About Shiny DraCor
We maintain two in-house corpora, a Russian Drama Corpus (RusDraCor) and a German Drama Corpus (GerDraCor), both comprising plays from the 1730s to the 1930s. Both corpora are encoded in TEI, an XML vocabulary, which makes it easy to extract structural information.
RusDraCor comprises 80 plays, GerDraCor holds 465 plays at present (late December, 2017), but we will be growing both text collections throughout the next year. Featured authors of RusDraCor so far are Blok, Bulgakov, Chekhov, Fonvizin, Gogol, Gorky, Gumilyov, Krylov, Lermontov, Mayakovsky, Ostrovsky, Plavilshchikov, Prutkov 😉, Pushkin, Sumarokov, Leo and Aleksey Tolstoy and Turgenev. German authors are too many to be listed here.
Our main purpose is the social network analysis of these dramatic texts: we extract social situations by collecting information on who is talking along with others in a given segment of a play (acts, scenes, other constellations). Via an API, we offer structural information, which we can analyse with a variety of tools.

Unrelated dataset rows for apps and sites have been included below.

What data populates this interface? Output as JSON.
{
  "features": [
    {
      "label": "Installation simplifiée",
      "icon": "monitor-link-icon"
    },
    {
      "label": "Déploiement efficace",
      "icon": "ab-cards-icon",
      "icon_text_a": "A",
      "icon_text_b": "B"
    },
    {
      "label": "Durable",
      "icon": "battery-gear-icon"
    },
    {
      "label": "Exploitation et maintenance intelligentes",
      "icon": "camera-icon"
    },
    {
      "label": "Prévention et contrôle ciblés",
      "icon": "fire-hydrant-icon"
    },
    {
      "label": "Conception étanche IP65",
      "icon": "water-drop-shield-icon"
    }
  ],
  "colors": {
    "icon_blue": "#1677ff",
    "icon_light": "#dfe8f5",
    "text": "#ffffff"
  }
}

This website gives you the opportunity to explore the social structure of individual plays.
The analytical part for this page was done by Ivan Pozdniakov in R and is presented by help of the web application framework Shiny, hosted on our own server. Ultimately, we are interested in structural changes over time, the evolution of Russian and German drama, so to speak, for which we provide other tools.
Website of our NUG research branch
Website of our DLINA research branch
Group members (in alphabetical order)
Veronika Faynberg · Frank Fischer · Mathias Göbel · Matvey Kolbasov · Svetlana Laschuk · Kirill Mazur · Carsten Milling · Tatiana Orlova · German Palchikov · Irina Pavlova · Ivan Pozdniakov · Evgeniya Shlosman · Danil Skorinkin · Peer Trilcke
This page was prepared within the framework of the Academic Fund Program at the National Research University Higher School of Economics (HSE) in 2017·2018 (grant No 17-05-0054) and by the Russian Academic Excellence Project "5-100".
The project also received funding within the framework of the KoUP 1" program of the University of Potsdam.